This week, invited onto “The O’Reilly Factor” by its host, Mr. O’Reilly, Mr. Stewart asserted that Fox News was “the most passionate and sells the clearest narrative of any news organization,” then asked with a smirk, “are you still referring to it in that manner?”
Mr. O’Reilly defended Fox as a news organization and cited a poll last month by the Public Policy Polling organization that showed Fox News was more widely trusted than any other television news organization.
Mr. Stewart said Fox had been able to “mainstream conservative talk radio.” On television on Wednesday night, the exchange ended there. But in the studio, Mr. Stewart swung harder, saying Fox had mixed the “media arm of a political party” with “a little bit” of objectivity, something that White House officials have also asserted in recent months.
In the interview and in a subsequent segment, Mr. O’Reilly said Mr. Stewart was basing his complaints “primarily on two guys, Sean Hannity and Glenn Beck.” But Mr. Stewart insisted that the conservative bent permeated the network and cited “Fox & Friends,” the network’s entertainment-oriented morning show, as evidence:
“They’ll go through, ‘These children in second grade are singing the praises of Obama! Do you know they sing the praises of their leader in North Korea?’ And then, when the hard news comes on, they say, ‘Some people are concerned that they are indoctrinating children.’ ”
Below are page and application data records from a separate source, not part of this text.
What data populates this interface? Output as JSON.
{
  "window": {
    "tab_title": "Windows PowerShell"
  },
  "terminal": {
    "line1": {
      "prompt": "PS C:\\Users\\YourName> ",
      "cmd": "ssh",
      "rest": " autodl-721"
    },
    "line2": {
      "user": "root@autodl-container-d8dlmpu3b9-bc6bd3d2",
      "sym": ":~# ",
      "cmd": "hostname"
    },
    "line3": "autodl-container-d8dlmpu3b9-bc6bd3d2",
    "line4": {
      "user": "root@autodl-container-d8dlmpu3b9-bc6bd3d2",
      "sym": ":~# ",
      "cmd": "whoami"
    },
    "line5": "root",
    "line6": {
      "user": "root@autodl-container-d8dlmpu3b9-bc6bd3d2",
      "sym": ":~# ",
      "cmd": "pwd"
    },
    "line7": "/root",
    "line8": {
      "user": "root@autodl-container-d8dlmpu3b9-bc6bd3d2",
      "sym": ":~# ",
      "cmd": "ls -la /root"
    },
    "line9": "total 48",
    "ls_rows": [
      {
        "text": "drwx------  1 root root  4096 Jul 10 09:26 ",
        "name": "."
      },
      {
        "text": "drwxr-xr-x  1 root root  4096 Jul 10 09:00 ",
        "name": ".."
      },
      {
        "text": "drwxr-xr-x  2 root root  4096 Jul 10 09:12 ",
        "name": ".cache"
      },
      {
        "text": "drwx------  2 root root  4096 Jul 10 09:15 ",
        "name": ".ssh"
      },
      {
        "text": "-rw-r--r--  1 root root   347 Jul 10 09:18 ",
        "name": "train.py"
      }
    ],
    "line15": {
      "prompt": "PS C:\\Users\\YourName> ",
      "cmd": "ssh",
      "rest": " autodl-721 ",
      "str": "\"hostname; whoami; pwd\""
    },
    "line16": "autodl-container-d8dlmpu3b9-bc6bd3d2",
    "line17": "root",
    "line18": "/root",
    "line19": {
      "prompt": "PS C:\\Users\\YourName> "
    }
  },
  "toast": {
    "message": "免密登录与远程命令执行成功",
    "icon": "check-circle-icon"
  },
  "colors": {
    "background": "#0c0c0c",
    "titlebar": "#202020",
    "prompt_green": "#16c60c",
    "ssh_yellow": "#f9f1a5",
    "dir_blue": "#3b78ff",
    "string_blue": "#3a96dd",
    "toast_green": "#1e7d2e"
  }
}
Fox News, far and away the most-watched cable news channel, has stoked controversy (and higher ratings) in the first year of the Obama administration by appearing, at times, to be the network of the opposition.
In a segment cut from television, Mr. Stewart said: “Fox News used to be all about: ‘You don’t criticize a president during war time. It’s unacceptable. It’s treasonous. It’s giving aid and comfort to the enemy.’ All of a sudden, for some reason, you can run out there and say Barack Obama is destroying the fabric of this country.”
Mr. O’Reilly disagreed, saying the network had been respectful to Mr. Obama about the Afghanistan troop deployment decision.